An unnamed accuser represented by attorney Lisa Bloom also expressed her outrage at the turn of events on Saturday.
“I’m angry as hell that the prison could have allowed this to happen and that I and his other victims will never see him face the consequences for his horrendous actions,” she said in a statement shared by Bloom. “I hope that whoever allowed this to happen, also faces some kind of consequence. You stole this from us, the huge piece of healing that we needed to move on with our lives.”
Epstein was being held at the Metropolitan Correctional Center, a fortresslike structure in downtown Manhattan that holds 760 men and has been criticized by human rights advocates for its conditions. According to The New York Times, one prisoner who had stayed at both MCC and the notorious Guantanamo Bay prison said Guantanamo was nicer.
The facility is used to high-profile suspects: The Mexican drug lord Joaquín “El Chapo” Guzmán was held at MCC for more than two years prior to his July sentencing. It also housed the mastermind behind the 1993 World Trade Center Bombing.
A 2016 HuffPost investigation found that suicide is almost entirely preventable behind bars.
“People often say, ‘Well, if somebody wants to kill themselves, they’re going to kill themselves,’” Margo Schlanger, a law professor at the University of Michigan who specializes in criminal justice, told HuffPost at the time. “That’s false. If you run a jail with an appropriate degree of suicide prevention, you get almost zero.”

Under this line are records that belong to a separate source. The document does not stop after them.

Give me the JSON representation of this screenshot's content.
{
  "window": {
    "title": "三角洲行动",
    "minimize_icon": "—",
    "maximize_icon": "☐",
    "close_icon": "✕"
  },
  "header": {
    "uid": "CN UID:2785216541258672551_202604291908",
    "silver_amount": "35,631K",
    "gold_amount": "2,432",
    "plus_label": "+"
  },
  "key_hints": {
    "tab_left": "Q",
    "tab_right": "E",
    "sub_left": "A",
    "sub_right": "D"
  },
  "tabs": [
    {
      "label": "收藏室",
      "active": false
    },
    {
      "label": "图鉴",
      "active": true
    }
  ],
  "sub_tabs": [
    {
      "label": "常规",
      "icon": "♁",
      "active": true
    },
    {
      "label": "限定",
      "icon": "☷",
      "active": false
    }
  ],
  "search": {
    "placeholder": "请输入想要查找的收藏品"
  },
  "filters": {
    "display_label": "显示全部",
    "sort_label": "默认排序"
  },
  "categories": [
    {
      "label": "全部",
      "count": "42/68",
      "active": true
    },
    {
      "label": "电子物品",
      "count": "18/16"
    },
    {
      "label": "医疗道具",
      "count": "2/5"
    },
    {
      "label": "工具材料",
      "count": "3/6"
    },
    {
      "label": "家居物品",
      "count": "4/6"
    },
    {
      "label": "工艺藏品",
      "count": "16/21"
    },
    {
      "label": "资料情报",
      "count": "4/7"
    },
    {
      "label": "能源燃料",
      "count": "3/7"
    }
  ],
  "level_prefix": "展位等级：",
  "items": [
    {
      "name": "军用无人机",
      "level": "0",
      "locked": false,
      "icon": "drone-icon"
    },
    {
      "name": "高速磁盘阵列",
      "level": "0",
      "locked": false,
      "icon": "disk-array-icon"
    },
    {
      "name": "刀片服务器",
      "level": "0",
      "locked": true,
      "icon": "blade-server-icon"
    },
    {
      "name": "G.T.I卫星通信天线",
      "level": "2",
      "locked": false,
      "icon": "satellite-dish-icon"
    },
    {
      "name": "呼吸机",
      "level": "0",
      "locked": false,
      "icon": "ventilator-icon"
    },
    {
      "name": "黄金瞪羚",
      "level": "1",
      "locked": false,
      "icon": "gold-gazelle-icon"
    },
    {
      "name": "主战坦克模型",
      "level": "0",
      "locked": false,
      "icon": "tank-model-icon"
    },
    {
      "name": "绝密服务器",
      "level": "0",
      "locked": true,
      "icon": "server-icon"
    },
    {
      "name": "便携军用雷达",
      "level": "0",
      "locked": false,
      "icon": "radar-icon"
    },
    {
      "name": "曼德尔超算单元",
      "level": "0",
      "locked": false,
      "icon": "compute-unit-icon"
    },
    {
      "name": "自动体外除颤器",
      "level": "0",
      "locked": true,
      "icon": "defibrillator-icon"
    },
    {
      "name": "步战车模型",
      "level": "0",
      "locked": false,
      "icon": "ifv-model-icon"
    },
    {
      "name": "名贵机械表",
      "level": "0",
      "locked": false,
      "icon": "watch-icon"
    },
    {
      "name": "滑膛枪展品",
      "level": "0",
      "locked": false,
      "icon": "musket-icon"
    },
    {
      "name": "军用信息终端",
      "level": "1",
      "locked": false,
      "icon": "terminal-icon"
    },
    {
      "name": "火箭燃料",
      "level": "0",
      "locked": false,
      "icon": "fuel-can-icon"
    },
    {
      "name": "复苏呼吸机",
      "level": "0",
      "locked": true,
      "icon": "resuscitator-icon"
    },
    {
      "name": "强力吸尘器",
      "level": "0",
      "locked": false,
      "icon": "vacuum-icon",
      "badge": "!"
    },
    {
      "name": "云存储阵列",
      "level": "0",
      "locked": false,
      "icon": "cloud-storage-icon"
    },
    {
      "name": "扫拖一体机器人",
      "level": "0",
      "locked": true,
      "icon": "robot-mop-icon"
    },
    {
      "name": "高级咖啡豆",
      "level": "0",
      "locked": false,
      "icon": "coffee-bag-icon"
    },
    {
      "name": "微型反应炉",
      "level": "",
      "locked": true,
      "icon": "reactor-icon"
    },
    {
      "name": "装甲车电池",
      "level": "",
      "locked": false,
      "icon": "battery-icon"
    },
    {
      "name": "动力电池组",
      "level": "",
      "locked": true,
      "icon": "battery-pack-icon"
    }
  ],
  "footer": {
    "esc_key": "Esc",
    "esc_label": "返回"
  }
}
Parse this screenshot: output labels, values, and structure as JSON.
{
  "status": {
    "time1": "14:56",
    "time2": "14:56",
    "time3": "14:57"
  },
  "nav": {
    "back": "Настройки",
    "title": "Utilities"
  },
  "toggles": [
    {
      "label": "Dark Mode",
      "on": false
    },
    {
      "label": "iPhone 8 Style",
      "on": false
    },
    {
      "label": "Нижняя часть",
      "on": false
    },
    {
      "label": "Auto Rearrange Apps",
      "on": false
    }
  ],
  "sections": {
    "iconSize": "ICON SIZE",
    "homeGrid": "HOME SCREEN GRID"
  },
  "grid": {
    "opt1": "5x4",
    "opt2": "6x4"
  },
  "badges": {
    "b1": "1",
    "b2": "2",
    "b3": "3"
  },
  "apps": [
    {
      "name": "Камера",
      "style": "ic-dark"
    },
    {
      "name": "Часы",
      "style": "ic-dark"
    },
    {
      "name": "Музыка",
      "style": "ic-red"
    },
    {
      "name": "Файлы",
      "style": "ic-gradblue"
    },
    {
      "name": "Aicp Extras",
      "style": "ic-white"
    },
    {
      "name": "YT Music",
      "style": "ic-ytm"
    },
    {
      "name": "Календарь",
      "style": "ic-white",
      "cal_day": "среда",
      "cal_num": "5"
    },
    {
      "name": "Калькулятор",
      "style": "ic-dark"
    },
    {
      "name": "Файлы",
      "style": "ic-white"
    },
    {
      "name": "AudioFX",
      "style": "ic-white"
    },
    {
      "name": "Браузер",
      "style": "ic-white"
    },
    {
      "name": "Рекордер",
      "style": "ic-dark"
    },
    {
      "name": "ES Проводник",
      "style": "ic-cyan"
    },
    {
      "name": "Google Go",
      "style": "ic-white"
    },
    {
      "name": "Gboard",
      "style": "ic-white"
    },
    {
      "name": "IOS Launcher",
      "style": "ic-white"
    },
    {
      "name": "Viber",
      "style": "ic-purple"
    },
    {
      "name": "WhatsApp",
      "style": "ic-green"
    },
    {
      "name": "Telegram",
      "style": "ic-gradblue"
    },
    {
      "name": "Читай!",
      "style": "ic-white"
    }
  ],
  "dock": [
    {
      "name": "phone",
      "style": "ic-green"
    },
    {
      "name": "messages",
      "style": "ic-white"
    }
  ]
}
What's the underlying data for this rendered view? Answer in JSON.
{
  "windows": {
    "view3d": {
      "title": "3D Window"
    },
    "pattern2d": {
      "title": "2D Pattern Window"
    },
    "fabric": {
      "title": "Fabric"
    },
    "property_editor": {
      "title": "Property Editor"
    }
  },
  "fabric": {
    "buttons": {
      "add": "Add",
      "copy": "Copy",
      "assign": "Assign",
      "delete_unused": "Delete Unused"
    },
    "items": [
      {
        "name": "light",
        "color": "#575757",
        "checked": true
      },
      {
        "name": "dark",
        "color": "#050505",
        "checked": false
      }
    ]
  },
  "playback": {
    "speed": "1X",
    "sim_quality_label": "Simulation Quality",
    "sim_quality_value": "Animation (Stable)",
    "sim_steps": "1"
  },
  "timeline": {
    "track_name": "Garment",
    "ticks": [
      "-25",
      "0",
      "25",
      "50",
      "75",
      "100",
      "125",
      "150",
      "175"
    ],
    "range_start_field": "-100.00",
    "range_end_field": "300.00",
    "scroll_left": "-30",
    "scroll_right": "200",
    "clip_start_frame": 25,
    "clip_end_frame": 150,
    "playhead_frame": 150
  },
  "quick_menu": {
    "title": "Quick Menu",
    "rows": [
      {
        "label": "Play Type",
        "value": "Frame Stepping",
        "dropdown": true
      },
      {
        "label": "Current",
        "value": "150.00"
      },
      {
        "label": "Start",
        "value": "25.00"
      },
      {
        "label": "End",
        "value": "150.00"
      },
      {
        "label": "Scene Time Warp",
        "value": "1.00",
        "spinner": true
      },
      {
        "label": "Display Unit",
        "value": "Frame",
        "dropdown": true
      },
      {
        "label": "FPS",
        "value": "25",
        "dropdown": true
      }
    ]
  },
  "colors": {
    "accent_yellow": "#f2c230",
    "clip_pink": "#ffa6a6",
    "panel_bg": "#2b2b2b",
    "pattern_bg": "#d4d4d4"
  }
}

Epstein was ordered to register as a sex offender following his 2008 conviction in Florida on an underage prostitution charge. A plea deal reached with then-U.S. Attorney Alexander Acosta that was widely criticized for its leniency required Epstein to spend 13 months at a Palm Beach jail, where he was held in a private wing and permitted to leave for up to 12 hours each day, six days per week on a work permit.
A series of articles in The Miami Herald about the controversial deal, which was kept secret from Epstein’s accusers until after it was signed, renewed public outrage over the case of the privileged financier.
An attorney for some of his accusers said Epstein was able to continue to abuse young girls during his sentence. Florida state police have opened a criminal investigation into the deal.
Acosta, who had been serving as Trump’s labor secretary, resigned after Epstein’s July arrest in New York.
A trove of court documents involving one of Epstein’s accusers, Virginia Roberts Giuffre, was unsealed Friday, containing rafts of allegations against him, his longtime associate Ghislaine Maxwell, and powerful men such as Britain’s Prince Andrew and attorney Alan Dershowitz.
The court records stated that Epstein’s former Palm Beach house manager estimated that, over the years, he had seen a total of 100 young girls visit Epstein under the guise of providing massages.
Two of Epstein’s accusers, Courtney Wild and Annie Farmer, spoke out in New York last month about the trauma they endured.
“I was sexually abused by Jeffrey Epstein at the age of 14,” Wild said in a statement urging Judge Berman to see how Epstein is “a scary person to have walking the streets” prior to his bail hearing.
Farmer became emotional when she told the judge that Epstein had behaved “inappropriately” with her when he flew her at age 16 from New York to New Mexico, where he maintains a ranch linked to the alleged sex trafficking. She said she preferred not to go into more detail.
In July, assistant U.S. Attorney Alex Rossmiller said that dozens of new accusers and witnesses had spoken to authorities since Epstein’s arrest.
A raid of Epstein’s enormous Manhattan townhouse led investigators to find “piles of cash,” “dozens of diamonds” and an expired passport with an alias and a Saudi Arabian address.
They also seized many photos of nude girls, Rossmiller said.
This article has been updated throughout.
If you or someone you know needs help, call 1-800-273-8255 for the National Suicide Prevention Lifeline. You can also text HOME to 741-741 for free, 24-hour support from the Crisis Text Line. Outside of the U.S., please visit the International Association for Suicide Prevention for a database of resources.
Calling all HuffPost superfans!
Sign up for membership to become a founding member and help shape HuffPost’s next chapter